This post is dedicated to the gun doors, which I have been remastering. The work accomplished so far hasn't really consumed a ton of time, it's just been spread out over a week or ten days. I am definitely bouncing back and forth between a few projects right now, and this is one that I jump on as time permits.
The part of the process I have really loathed the most is the perfecting of the master. As regular readers of my blog will know, I struggle with perfection. That is to say, I want stuff to be perfect, but I recognize that achieving that level that I'm looking for often takes immense amounts of time and focus. The double bummer is that I'm far more likely to abandon a project out of frustration because I've already invested so much time and I've grown bored with it... before it reaches perfection.
One of the trends you may have noticed in recent posts is my slipping more towards the "done" side of the scale, and away from "perfect." I should really change the name of my blog to "Perfect Is The Enemy Of Done."
For this project, Done is an important factor, but that doesn't mean I want it to look crappy. What that means for this master is that I limited myself to two passes with primer and putty. Primer/putty/sand/repeat is a rock solid recipe for madness when it comes to me and my projects. I just want to noodle the thing to death until it's perfect. The only way I seem to be able to triumph is to put hard restrictions on myself.
Here you can see my second pass at the putty. I had already done one pass where I filled in the main seams, but there were still some lumps and dents after the coat of primer went down.
A progress shot showing the clean up process.
And now the second pass of putty has been all cleaned up.
Time for molding!
I secured the master to a larger piece of MDF with a couple of tiny dabs of wood glue. I didn't need to to be really secure, just enough for it to stay flat against the panel.
One thing I've learned over the years is to make sure your work bench is level when you're pouring a mold. I ended up with wedges under two of my table legs in order to get the top surface flat.
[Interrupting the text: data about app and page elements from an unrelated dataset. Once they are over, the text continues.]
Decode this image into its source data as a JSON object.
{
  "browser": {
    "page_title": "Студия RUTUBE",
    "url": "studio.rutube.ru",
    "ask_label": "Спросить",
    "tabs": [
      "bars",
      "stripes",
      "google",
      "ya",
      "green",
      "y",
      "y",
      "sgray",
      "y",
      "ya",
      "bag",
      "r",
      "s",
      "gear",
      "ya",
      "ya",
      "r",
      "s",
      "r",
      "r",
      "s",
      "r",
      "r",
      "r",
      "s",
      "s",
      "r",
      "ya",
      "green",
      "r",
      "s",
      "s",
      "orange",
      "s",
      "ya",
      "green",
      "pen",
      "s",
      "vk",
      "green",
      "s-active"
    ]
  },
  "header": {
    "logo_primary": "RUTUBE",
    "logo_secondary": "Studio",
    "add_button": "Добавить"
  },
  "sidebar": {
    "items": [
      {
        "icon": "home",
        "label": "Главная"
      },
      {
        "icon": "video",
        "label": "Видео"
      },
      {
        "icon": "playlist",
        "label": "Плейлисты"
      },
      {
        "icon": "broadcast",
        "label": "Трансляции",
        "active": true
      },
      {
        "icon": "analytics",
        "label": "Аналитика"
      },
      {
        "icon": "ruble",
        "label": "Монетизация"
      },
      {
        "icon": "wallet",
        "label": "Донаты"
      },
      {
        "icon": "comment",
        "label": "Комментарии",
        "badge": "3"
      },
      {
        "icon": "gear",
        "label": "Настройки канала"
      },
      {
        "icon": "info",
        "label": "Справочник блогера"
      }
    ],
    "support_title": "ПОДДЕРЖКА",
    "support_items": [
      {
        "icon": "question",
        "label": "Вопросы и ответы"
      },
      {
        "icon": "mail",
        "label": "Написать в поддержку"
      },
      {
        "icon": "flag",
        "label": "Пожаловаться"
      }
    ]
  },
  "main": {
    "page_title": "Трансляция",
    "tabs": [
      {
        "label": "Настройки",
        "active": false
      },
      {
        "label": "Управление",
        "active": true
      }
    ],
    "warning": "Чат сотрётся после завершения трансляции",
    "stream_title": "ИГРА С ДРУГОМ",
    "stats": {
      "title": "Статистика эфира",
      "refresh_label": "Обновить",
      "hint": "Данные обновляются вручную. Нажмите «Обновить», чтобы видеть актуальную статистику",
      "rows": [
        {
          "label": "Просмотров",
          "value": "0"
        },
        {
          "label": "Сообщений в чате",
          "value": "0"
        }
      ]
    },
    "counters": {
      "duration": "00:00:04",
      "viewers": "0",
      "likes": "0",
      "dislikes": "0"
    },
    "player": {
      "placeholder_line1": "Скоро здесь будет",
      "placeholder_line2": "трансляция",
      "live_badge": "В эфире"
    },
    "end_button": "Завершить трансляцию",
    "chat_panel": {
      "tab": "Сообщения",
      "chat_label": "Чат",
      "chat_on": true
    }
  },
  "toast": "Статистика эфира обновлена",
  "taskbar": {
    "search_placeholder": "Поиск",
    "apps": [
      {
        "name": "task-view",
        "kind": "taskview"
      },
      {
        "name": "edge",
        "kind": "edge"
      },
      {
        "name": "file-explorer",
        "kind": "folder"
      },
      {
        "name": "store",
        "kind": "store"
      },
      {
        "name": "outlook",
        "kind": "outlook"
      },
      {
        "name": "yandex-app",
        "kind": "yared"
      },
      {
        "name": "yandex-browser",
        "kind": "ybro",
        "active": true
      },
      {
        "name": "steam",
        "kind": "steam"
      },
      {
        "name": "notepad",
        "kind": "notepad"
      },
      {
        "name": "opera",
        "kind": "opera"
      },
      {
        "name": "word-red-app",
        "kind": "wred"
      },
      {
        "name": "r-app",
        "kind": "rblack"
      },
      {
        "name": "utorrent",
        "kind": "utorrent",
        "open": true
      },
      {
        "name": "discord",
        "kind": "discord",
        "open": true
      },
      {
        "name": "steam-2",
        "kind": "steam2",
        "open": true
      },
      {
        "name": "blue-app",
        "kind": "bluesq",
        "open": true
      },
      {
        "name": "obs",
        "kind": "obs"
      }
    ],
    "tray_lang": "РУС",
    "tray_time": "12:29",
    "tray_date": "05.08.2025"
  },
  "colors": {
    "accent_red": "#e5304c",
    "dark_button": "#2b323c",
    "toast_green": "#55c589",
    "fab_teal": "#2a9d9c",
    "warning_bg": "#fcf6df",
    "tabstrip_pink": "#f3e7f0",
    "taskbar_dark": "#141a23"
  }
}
I tried something new with this mold. Because the gun door is for the most part flat, but with a really tall bit in the middle, I thought it wise to do a two pour mold. This is done entirely to minimize the amount of rubber I have to pour. Rubber is expensive.
I did one pour, which covered most of the mold. Then I hot glued in a couple more pieces of foam core to dam off the louver section of the master.
Another pour later and we are good to go!
A day later, here's the rubber all cured, and the dams removed. Turned out great!
I next built an even wider dam, which is going to hold in the rigid matrix that I then poured. The idea behind a matrix is that it serves as a back bone for the flexible rubber mold. Because the fit of the gun doors is very precise, and the dimensions are very meticulous, I want the pulls to be the right shape. So I make a rigid matrix to ensure that the mold retains it's shape when it comes time to pour up a positive. Or in this case, do a fiberglass layup of the positive.
I used BJB TC-1630 for this matrix, which is NOT what the stuff is intended for. However, I had the remnants of a 2 gallon kit lying around, and it's way past its expiration date. I tested a bit of the stuff, and while it still cured properly, it was far less viscous and a bit more sandy than a fresh batch would have been. I considered this a perfect use for this dead stock.
For reference, I also laid in some fiberglass matting in between coats of 1630. Just for strength.
After a few hours to cure, I popped the matrix mold off. Please note that I brushed on a layer of vaseline before pouring the 1630. Without it, it would have bonded VERY securely to the MDF and the foam core I used to build the dam with.
After a little bit of trimming, the mold sits in the matrix perfectly!
Next step is to do a fiberglass layup and see how it fits in the car!
I may end up offering copies of my gun doors to fellow batmobile builders if anyone is interested. As it was a pattern I build from scratch, I'm hoping I won't be stepping on any toes by doing so. If you're interested in a set, please drop me a line.